Starting with the first line and ending with the last, copy the entries word for word.

[[ Material for this task, beginning ]]

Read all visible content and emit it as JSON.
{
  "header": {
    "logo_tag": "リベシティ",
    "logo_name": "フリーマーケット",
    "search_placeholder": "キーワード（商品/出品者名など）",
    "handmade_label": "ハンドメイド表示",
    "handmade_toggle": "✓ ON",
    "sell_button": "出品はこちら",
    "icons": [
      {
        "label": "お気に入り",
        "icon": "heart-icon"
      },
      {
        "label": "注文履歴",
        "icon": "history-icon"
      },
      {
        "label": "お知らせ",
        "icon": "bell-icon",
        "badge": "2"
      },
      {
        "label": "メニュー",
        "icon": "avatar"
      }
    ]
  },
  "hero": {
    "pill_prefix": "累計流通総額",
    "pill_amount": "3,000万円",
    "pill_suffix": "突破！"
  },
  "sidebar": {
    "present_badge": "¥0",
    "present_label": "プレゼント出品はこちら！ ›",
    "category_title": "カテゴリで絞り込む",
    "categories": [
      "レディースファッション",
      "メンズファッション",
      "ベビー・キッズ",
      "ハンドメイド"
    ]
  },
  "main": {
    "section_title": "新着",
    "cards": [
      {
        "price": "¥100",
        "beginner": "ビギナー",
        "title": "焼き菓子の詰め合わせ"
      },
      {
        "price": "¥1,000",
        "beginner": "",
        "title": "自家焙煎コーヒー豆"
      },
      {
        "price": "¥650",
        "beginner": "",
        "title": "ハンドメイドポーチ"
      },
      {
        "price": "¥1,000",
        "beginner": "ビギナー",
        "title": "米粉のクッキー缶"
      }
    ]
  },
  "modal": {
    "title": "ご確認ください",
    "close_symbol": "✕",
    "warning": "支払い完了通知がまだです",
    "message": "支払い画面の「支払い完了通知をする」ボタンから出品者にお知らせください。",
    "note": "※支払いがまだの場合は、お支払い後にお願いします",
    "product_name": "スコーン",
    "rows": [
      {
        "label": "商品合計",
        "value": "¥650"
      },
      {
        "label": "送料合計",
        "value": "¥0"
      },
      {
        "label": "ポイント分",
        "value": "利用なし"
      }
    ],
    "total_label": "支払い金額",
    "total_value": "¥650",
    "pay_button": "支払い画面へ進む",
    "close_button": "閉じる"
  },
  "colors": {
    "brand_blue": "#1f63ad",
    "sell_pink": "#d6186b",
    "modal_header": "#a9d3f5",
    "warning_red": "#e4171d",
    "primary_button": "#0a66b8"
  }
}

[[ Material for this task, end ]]

Reply:
Read all visible content and emit it as JSON.
{
  "header": {
    "logo_tag": "リベシティ",
    "logo_name": "フリーマーケット",
    "search_placeholder": "キーワード（商品/出品者名など）",
    "handmade_label": "ハンドメイド表示",
    "handmade_toggle": "✓ ON",
    "sell_button": "出品はこちら",
    "icons": [
      {
        "label": "お気に入り",
        "icon": "heart-icon"
      },
      {
        "label": "注文履歴",
        "icon": "history-icon"
      },
      {
        "label": "お知らせ",
        "icon": "bell-icon",
        "badge": "2"
      },
      {
        "label": "メニュー",
        "icon": "avatar"
      }
    ]
  },
  "hero": {
    "pill_prefix": "累計流通総額",
    "pill_amount": "3,000万円",
    "pill_suffix": "突破！"
  },
  "sidebar": {
    "present_badge": "¥0",
    "present_label": "プレゼント出品はこちら！ ›",
    "category_title": "カテゴリで絞り込む",
    "categories": [
      "レディースファッション",
      "メンズファッション",
      "ベビー・キッズ",
      "ハンドメイド"
    ]
  },
  "main": {
    "section_title": "新着",
    "cards": [
      {
        "price": "¥100",
        "beginner": "ビギナー",
        "title": "焼き菓子の詰め合わせ"
      },
      {
        "price": "¥1,000",
        "beginner": "",
        "title": "自家焙煎コーヒー豆"
      },
      {
        "price": "¥650",
        "beginner": "",
        "title": "ハンドメイドポーチ"
      },
      {
        "price": "¥1,000",
        "beginner": "ビギナー",
        "title": "米粉のクッキー缶"
      }
    ]
  },
  "modal": {
    "title": "ご確認ください",
    "close_symbol": "✕",
    "warning": "支払い完了通知がまだです",
    "message": "支払い画面の「支払い完了通知をする」ボタンから出品者にお知らせください。",
    "note": "※支払いがまだの場合は、お支払い後にお願いします",
    "product_name": "スコーン",
    "rows": [
      {
        "label": "商品合計",
        "value": "¥650"
      },
      {
        "label": "送料合計",
        "value": "¥0"
      },
      {
        "label": "ポイント分",
        "value": "利用なし"
      }
    ],
    "total_label": "支払い金額",
    "total_value": "¥650",
    "pay_button": "支払い画面へ進む",
    "close_button": "閉じる"
  },
  "colors": {
    "brand_blue": "#1f63ad",
    "sell_pink": "#d6186b",
    "modal_header": "#a9d3f5",
    "warning_red": "#e4171d",
    "primary_button": "#0a66b8"
  }
}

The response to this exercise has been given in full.